How did The Lost Clog first come together?
In the misty foggy bog of a boozy Monday lunch (yes Monday), Gub and Stepas decided that Melbourne didn’t have enough second-generation Lithuanian-quasi-acapella-polyphonic-pagan-folk-bush-band-ensembles, so naturally, we started recruiting.
What is the inspiration behind the group? What stories are you trying to tell?
Lithuanian folk music was passed to us through our parents and their parents, who were post WW2 émigrés fleeing Soviet persecution. Our music tells stories of archaic Lithuanian life celebrating harvest, love, talking horses, dancing goats, dying goats, amorous toads, drunken goddesses, drunken mosquitoes, drunken sparrows and drunks.
Who makes up The Lost Clog and how is the performance presented on stage?
The ensemble is made up of six beautiful women, and four ordinary-looking men (who have wonderful creases on their trousers). We explain the meaning of the songs, so the audience can understand why a fisherman with no bait on his hook is indeed a happy man. The audience has been known to assist in singing along, dancing, even clapping at the end of songs…
Why is The Boite so important to Melbourne’s culture?
We are incredibly fortunate have this gem of an organisation in which the relationship with musicians is engaged and caring. Live music contributes so heavily to Melbourne’s cultural fabric and The Boite has been instrumental (pun intended) in our city’s live music culture.
Are there any surprises in store for your upcoming show at Melbourne Recital Centre?
T-shirt cannons and pyro (don’t tell the Recital Centre).

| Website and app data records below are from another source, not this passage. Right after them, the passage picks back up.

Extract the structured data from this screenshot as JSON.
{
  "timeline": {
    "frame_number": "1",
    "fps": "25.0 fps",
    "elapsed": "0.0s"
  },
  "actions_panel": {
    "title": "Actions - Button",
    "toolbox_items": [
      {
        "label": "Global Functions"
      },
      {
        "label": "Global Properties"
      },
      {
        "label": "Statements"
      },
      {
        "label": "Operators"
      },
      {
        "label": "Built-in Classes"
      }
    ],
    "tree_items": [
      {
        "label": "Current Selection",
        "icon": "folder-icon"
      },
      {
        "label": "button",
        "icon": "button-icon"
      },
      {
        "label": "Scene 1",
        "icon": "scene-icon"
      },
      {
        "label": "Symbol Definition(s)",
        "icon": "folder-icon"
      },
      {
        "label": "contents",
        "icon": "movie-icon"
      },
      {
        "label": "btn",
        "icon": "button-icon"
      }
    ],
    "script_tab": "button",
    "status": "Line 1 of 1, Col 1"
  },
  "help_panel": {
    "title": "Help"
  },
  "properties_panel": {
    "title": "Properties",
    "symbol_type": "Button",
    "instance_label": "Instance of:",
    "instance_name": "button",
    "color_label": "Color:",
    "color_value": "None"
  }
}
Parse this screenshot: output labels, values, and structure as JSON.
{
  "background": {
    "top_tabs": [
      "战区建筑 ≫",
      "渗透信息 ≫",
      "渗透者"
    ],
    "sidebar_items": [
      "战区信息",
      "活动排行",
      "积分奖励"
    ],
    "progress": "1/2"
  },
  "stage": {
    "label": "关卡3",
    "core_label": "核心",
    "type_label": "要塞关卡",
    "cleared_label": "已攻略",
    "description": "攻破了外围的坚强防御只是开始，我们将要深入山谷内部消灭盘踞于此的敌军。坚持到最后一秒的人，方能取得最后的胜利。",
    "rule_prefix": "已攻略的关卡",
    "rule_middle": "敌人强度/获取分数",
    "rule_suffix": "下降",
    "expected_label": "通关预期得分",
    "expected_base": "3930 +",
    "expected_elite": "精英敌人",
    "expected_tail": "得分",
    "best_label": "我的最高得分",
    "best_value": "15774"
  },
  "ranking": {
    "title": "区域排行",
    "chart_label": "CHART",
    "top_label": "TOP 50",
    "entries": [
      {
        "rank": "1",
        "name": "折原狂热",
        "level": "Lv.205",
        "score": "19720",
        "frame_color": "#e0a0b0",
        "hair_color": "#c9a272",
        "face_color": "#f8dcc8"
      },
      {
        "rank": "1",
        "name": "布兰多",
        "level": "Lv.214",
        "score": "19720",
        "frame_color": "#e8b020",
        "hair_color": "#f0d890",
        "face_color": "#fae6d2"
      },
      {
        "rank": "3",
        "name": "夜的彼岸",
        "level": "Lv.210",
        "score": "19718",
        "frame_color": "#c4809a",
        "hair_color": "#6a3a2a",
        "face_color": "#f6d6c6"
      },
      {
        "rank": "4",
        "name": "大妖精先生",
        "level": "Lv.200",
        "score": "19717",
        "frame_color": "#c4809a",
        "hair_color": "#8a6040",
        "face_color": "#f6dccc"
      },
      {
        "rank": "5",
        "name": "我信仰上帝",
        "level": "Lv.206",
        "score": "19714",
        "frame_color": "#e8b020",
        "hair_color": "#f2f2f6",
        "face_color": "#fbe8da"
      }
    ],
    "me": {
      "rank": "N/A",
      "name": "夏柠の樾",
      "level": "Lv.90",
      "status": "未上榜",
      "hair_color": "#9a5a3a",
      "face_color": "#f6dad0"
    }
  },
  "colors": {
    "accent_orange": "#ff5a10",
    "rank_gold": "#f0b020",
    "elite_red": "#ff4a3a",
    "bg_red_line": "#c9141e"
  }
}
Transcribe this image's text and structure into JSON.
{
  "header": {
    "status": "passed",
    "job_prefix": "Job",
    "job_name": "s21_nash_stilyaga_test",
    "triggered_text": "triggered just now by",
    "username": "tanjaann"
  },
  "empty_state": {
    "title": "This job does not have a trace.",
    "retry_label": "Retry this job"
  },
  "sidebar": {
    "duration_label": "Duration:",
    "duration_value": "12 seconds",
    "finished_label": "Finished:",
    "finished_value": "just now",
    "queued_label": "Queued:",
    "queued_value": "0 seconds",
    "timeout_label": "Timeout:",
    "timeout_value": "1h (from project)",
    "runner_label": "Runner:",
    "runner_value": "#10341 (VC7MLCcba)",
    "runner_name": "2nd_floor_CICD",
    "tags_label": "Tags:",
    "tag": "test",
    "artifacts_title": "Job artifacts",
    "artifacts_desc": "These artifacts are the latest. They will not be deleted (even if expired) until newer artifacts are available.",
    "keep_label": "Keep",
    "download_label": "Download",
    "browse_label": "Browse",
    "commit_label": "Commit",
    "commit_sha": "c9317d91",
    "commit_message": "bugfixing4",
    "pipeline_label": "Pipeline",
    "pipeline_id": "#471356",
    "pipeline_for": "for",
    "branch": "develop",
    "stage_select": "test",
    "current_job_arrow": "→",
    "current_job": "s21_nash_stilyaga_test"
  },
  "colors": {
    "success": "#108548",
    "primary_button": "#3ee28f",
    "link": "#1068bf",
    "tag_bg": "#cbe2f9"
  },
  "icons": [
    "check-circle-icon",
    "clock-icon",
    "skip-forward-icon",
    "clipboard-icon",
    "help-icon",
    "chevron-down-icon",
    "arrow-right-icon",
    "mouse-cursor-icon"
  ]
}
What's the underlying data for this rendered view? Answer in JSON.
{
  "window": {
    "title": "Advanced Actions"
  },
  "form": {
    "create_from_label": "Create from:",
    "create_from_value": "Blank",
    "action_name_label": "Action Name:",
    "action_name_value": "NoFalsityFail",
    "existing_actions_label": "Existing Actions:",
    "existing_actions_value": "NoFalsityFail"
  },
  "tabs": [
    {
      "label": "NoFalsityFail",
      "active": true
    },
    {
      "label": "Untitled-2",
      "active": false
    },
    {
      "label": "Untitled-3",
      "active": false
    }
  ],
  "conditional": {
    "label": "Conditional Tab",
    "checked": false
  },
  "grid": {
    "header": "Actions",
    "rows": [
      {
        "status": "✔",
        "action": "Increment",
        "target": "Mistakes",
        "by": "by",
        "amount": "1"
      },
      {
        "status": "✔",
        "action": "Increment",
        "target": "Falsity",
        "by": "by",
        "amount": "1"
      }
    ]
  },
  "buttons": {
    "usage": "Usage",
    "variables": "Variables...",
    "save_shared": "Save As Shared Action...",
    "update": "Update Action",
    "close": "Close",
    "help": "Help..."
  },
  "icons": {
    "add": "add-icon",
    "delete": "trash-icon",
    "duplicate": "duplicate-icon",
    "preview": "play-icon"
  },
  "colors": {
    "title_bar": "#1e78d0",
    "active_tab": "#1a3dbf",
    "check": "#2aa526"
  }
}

Immerse yourself in Lithuanian music when The Lost Clog take over Melbourne Recital Centre on Thursday November 14. Tickets via The Boite website.